Big Bethal A.M.E.
212 Auburn Avenue
Sweet Auburn Historic District
Architect: J.A. Lankford
Architectural Style: Between 1920 and 1930 J.A. Lankford,
a black architect, changed the identity of the restored church
from Victorian to Romanesque Revival.
Original Use: Has been an important spiritual/social/political
institution in the Sweet Auburn Ave. Community since inception.
Present use: Continues functioning as a community church.
1840- Col. Lemuel P. Grants, for whom
Grant Park was named, gives Ransom Montgomery and other African
Americans property on which to erect their own place of worship.
A site was selected on Jenkins Street, where the church stood

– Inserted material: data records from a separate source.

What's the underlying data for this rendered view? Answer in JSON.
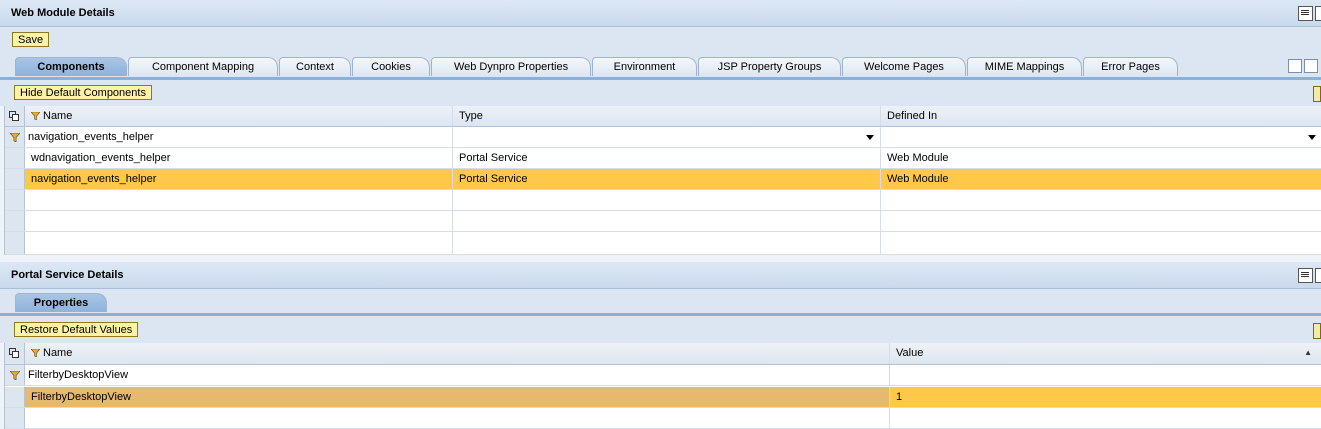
{
  "web_module": {
    "title": "Web Module Details",
    "save_label": "Save",
    "tabs": [
      {
        "label": "Components",
        "active": true
      },
      {
        "label": "Component Mapping"
      },
      {
        "label": "Context"
      },
      {
        "label": "Cookies"
      },
      {
        "label": "Web Dynpro Properties"
      },
      {
        "label": "Environment"
      },
      {
        "label": "JSP Property Groups"
      },
      {
        "label": "Welcome Pages"
      },
      {
        "label": "MIME Mappings"
      },
      {
        "label": "Error Pages"
      }
    ],
    "hide_default_label": "Hide Default Components",
    "columns": {
      "name": "Name",
      "type": "Type",
      "defined_in": "Defined In"
    },
    "filter": {
      "name": "navigation_events_helper",
      "type": "",
      "defined_in": ""
    },
    "rows": [
      {
        "name": "wdnavigation_events_helper",
        "type": "Portal Service",
        "defined_in": "Web Module",
        "selected": false
      },
      {
        "name": "navigation_events_helper",
        "type": "Portal Service",
        "defined_in": "Web Module",
        "selected": true
      }
    ]
  },
  "portal_service": {
    "title": "Portal Service Details",
    "tabs": [
      {
        "label": "Properties",
        "active": true
      }
    ],
    "restore_label": "Restore Default Values",
    "columns": {
      "name": "Name",
      "value": "Value"
    },
    "filter": {
      "name": "FilterbyDesktopView",
      "value": ""
    },
    "rows": [
      {
        "name": "FilterbyDesktopView",
        "value": "1",
        "selected": true
      }
    ]
  },
  "colors": {
    "selected_row": "#ffc849",
    "header_bg": "#c9d9ec",
    "button_bg": "#fdf2a5"
  }
}
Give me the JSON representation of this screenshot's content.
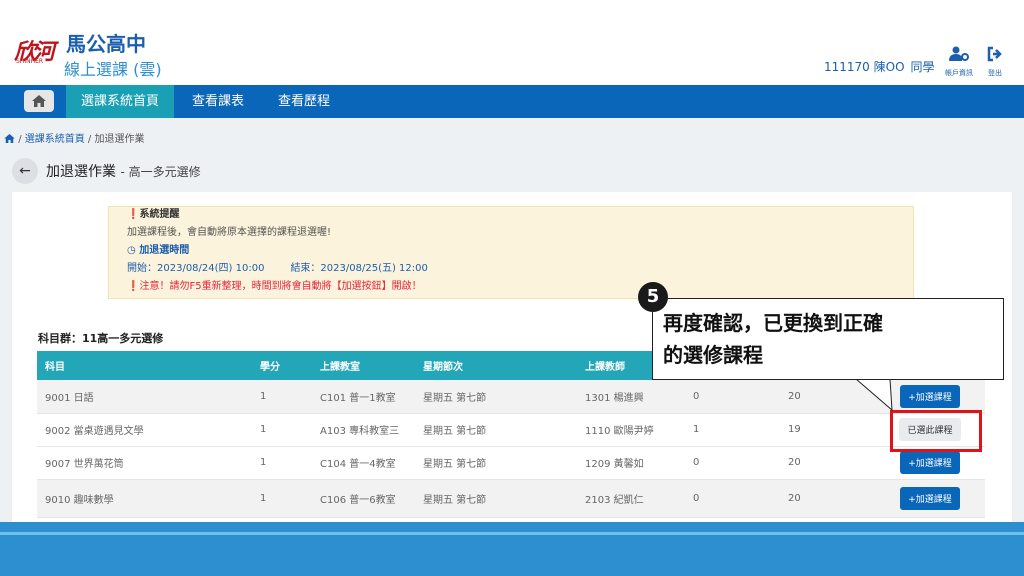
{
  "header": {
    "logo_text": "欣河",
    "logo_sub": "SHINHER",
    "school_name": "馬公高中",
    "system_name": "線上選課 (雲)",
    "user_id_name": "111170 陳OO",
    "user_role": "同學",
    "account_label": "帳戶資訊",
    "logout_label": "登出"
  },
  "nav": {
    "items": [
      "選課系統首頁",
      "查看課表",
      "查看歷程"
    ]
  },
  "breadcrumb": {
    "home": "選課系統首頁",
    "current": "加退選作業"
  },
  "page": {
    "title": "加退選作業",
    "subtitle": "- 高一多元選修"
  },
  "notice": {
    "title": "系統提醒",
    "line1": "加選課程後，會自動將原本選擇的課程退選喔!",
    "time_title": "加退選時間",
    "start": "開始：2023/08/24(四) 10:00",
    "end": "結束：2023/08/25(五) 12:00",
    "warning": "注意！請勿F5重新整理，時間到將會自動將【加選按鈕】開啟！"
  },
  "group_label": "科目群：11高一多元選修",
  "table": {
    "headers": [
      "科目",
      "學分",
      "上課教室",
      "星期節次",
      "上課教師",
      "",
      "",
      ""
    ],
    "rows": [
      {
        "subject": "9001 日語",
        "credit": "1",
        "room": "C101 普一1教室",
        "period": "星期五 第七節",
        "teacher": "1301 楊進興",
        "c1": "0",
        "c2": "20",
        "action": "+加選課程"
      },
      {
        "subject": "9002 當桌遊遇見文學",
        "credit": "1",
        "room": "A103 專科教室三",
        "period": "星期五 第七節",
        "teacher": "1110 歐陽尹婷",
        "c1": "1",
        "c2": "19",
        "action": "已選此課程"
      },
      {
        "subject": "9007 世界萬花筒",
        "credit": "1",
        "room": "C104 普一4教室",
        "period": "星期五 第七節",
        "teacher": "1209 黃馨如",
        "c1": "0",
        "c2": "20",
        "action": "+加選課程"
      },
      {
        "subject": "9010 趣味數學",
        "credit": "1",
        "room": "C106 普一6教室",
        "period": "星期五 第七節",
        "teacher": "2103 紀凱仁",
        "c1": "0",
        "c2": "20",
        "action": "+加選課程"
      }
    ]
  },
  "callout": {
    "step": "5",
    "line1": "再度確認，已更換到正確",
    "line2": "的選修課程"
  },
  "colors": {
    "nav_blue": "#0a66b8",
    "active_teal": "#1aa0b4",
    "table_header": "#23a6b8",
    "highlight_red": "#e01418",
    "notice_bg": "#fcf3dc"
  }
}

until Federals destroyed it during the Civil War. Colonel
Grant returned the site to them, but it was sold and property
on Wheat Street (later called Auburn Ave.) was purchased.

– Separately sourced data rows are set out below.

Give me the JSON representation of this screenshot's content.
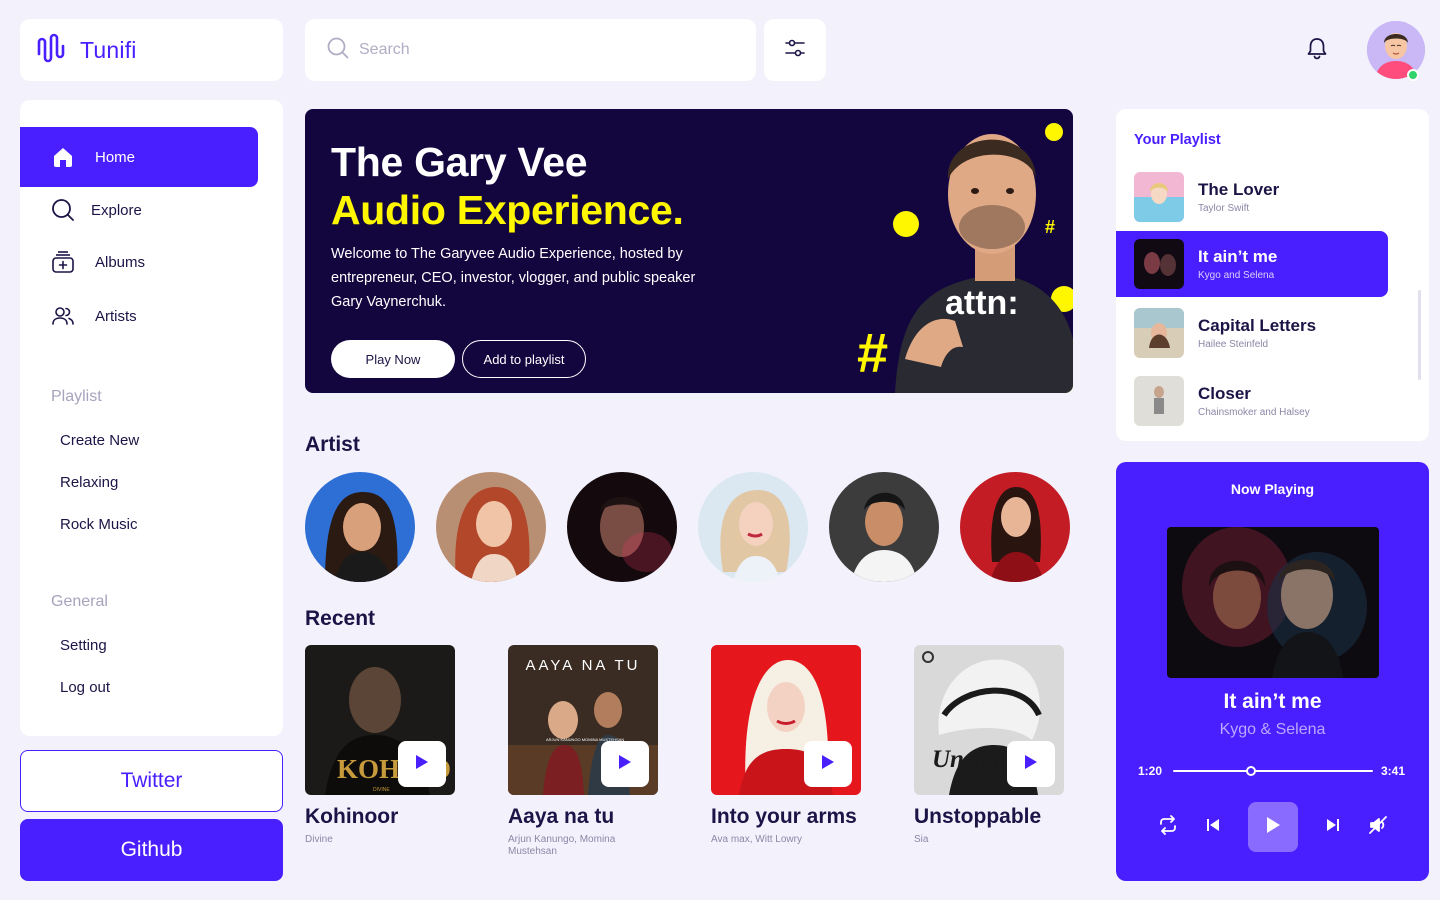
{
  "app": {
    "name": "Tunifi"
  },
  "search": {
    "placeholder": "Search"
  },
  "nav": [
    {
      "label": "Home",
      "icon": "home-icon",
      "active": true
    },
    {
      "label": "Explore",
      "icon": "search-icon"
    },
    {
      "label": "Albums",
      "icon": "album-icon"
    },
    {
      "label": "Artists",
      "icon": "users-icon"
    }
  ],
  "playlist_section": {
    "title": "Playlist",
    "items": [
      "Create New",
      "Relaxing",
      "Rock Music"
    ]
  },
  "general_section": {
    "title": "General",
    "items": [
      "Setting",
      "Log out"
    ]
  },
  "buttons": {
    "twitter": "Twitter",
    "github": "Github"
  },
  "hero": {
    "title_line1": "The Gary Vee",
    "title_line2": "Audio Experience.",
    "description": "Welcome to The Garyvee Audio Experience, hosted by entrepreneur, CEO, investor, vlogger, and public speaker Gary Vaynerchuk.",
    "play_label": "Play Now",
    "add_label": "Add to playlist",
    "shirt_text": "attn:",
    "hash_glyph": "#"
  },
  "artist_section": {
    "title": "Artist"
  },
  "recent_section": {
    "title": "Recent"
  },
  "recent": [
    {
      "title": "Kohinoor",
      "artist": "Divine",
      "cover_text": "KOHINO",
      "cover_sub": "DIVINE"
    },
    {
      "title": "Aaya na tu",
      "artist": "Arjun Kanungo, Momina Mustehsan",
      "cover_text": "AAYA NA TU",
      "cover_sub": "ARJUN KANUNGO MOMINA MUSTEHSAN"
    },
    {
      "title": "Into your arms",
      "artist": "Ava max, Witt Lowry"
    },
    {
      "title": "Unstoppable",
      "artist": "Sia",
      "cover_text": "Unstopp",
      "cover_sub": "Sia"
    }
  ],
  "your_playlist": {
    "title": "Your Playlist",
    "items": [
      {
        "title": "The Lover",
        "artist": "Taylor Swift"
      },
      {
        "title": "It ain’t me",
        "artist": "Kygo and Selena",
        "active": true
      },
      {
        "title": "Capital Letters",
        "artist": "Hailee Steinfeld"
      },
      {
        "title": "Closer",
        "artist": "Chainsmoker and Halsey"
      }
    ]
  },
  "now_playing": {
    "header": "Now Playing",
    "title": "It ain’t me",
    "artist": "Kygo & Selena",
    "elapsed": "1:20",
    "duration": "3:41",
    "progress": 0.39
  },
  "colors": {
    "accent": "#4a1fff",
    "hero_bg": "#13063f",
    "hero_yellow": "#fff700",
    "page_bg": "#f3f2fc"
  }
}
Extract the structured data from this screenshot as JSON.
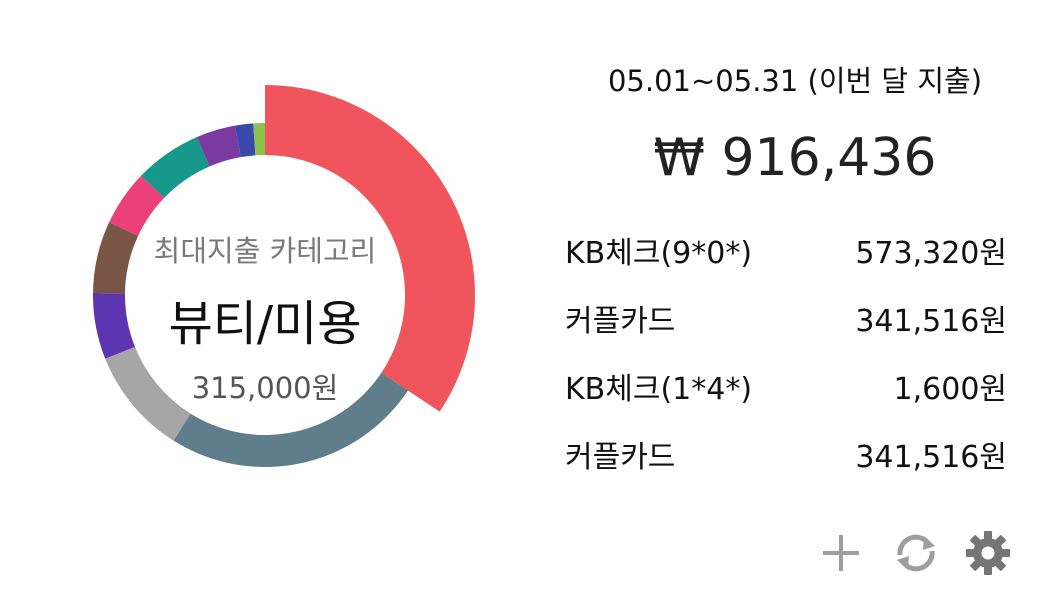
{
  "widget": {
    "period_label": "05.01~05.31 (이번 달 지출)",
    "total_amount": "₩ 916,436",
    "center": {
      "caption": "최대지출 카테고리",
      "top_category": "뷰티/미용",
      "top_amount": "315,000원"
    },
    "cards": [
      {
        "name": "KB체크(9*0*)",
        "amount": "573,320원"
      },
      {
        "name": "커플카드",
        "amount": "341,516원"
      },
      {
        "name": "KB체크(1*4*)",
        "amount": "1,600원"
      },
      {
        "name": "커플카드",
        "amount": "341,516원"
      }
    ],
    "actions": {
      "add_icon": "plus-icon",
      "refresh_icon": "refresh-icon",
      "settings_icon": "gear-icon"
    },
    "icon_color": "#9e9e9e"
  },
  "chart_data": {
    "type": "pie",
    "style": "donut",
    "total": 916436,
    "slices": [
      {
        "value": 315000,
        "color": "#f0545c"
      },
      {
        "value": 225000,
        "color": "#607d8b"
      },
      {
        "value": 92000,
        "color": "#a6a6a6"
      },
      {
        "value": 57000,
        "color": "#5e35b1"
      },
      {
        "value": 62000,
        "color": "#795548"
      },
      {
        "value": 48000,
        "color": "#ec407a"
      },
      {
        "value": 58000,
        "color": "#16998a"
      },
      {
        "value": 34000,
        "color": "#7b3aa0"
      },
      {
        "value": 15436,
        "color": "#3949ab"
      },
      {
        "value": 10000,
        "color": "#8bc34a"
      }
    ]
  }
}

1847 -Bethal Tabernacle is officially founded as a
Methodist church; later called Big Bethal African Methodist
Episcopal Church. (p.2;GATW)
1879- the Gate City Colored School, the first public
school for African Americans in the city is founded in the
basement of Big Bethel.
1881- Morris Brown University is founded in the Basement of
Big Bethal A.M.E. Church. Mary McCree is the first principle.
Bishop Wesley J. Gains contracts with Armstrong soap for the
school to receive a percentage of all proceeds from soap sold
in a certain period. From this percentage the university's
first building is erected in 1885.
1922- A lighted cross and neon lights bearing the words
"Jesus Saves" are placed on the steeple of the Big
Bethal A.M.E. church.
1930- The notable morality play "Heaven-Bound"
was first performed and has since been shown many times to
1936- Feb.12; John Wesley Dobbs speaks for 2 hours
at Big Bethal to awaken the political conscience of Atlanta's
90,000 blacks. He proposes that night to organize the Atlanta
Civic and Political League to register 10,000 voters. Twenty-eight
year old C.A. Scott, owner and editor of The Daily World backs
him up the next day in his newspaper.
1937- The Federal Theatre of
the Works Progress Administration sponsors a production of
"Heaven-Bound" in the Atlanta Theatre.
Much of the following is from the Big Bethal
Founded in 1847, Big Bethel is the oldest predominately African
American congregation in the metropolitan Atlanta, Georgia
area. At the time of the founding Atlanta was still called
After the Civil War the congregation became associated with
the African Methodist Episcopal Church, the first independent
denomination in the country. Bishop Payne sent Reverend James
Lynch to organize the AME Church throughout the South. While
passing through Atlanta he met Brother Joseph Woods, a member
of Bethel Tabernacle. A year later in 1865, Reverend Joseph
Woods was appointed as the first pastor of Big Bethel A.M.E.
Big Bethel rapidly grew to become a center of the community
as well as a focal point for social action. In 1879, the Gate
City Colored School, the first public school for African Americans
in the city, was founded in the basement of Big Bethel. Later,
the school moved to a basement on Houston Street. In 1881,
Morris Brown College, the only college in Georgia started
solely by African Americans, held classes in the basement
of Big Bethel before moving to its first campus.
In 1917, fire struck the area known as the Fourth Ward, destroying
most of the area east of Boulevard, extending to Ponce. Big
Bethel was the only church in the ward owned by Blacks and
still standing. As a result the church served as a hub for
the gathering of large numbers of African Americans for public
meetings between 1917 and 1920.
In 1920 fire struck the sanctuary and completely gutted it.
The insurance policy on the church had expired the day before
and a tremendous debt was incurred to pay for the rebuilding.
Between 1920 and 1930 J.A. Lankford, a black architect, changed
the identity of the restored church from Victorian to Romanesque
Revival. Crowning the newly rebuilt Big Bethel was a lighted
cross bearing the message "Jesus Saves" on the steeple.
During this time an $8,500 pipe organ was installed.
In 1930, Heaven Bound, morality pageant that gained world
acclaim, was first produced as a fundraiser. The theme centered
on faith of 24 pilgrims trying to reach the Heavenly Gates.
In 1944, the Wedding of roses, a friendly competition between
church auxiliaries, boards, and clubs was introduced by sister
Ada Thomas to help pay off the debt from the 1920 fire.
The activist movement of the 1960's left a distinct impression
on Big Bethel. A new Black theology was flowering, and a more
activist, liberation-focused church was evolving.
Under the leadership of Pastor James Davis, Big Bethel has
just completed a $1.8 million dollar renovation. The church
is now accessible to the physically disabled and is home to
a deaf signing ministry.
Use browser back button to return to original page.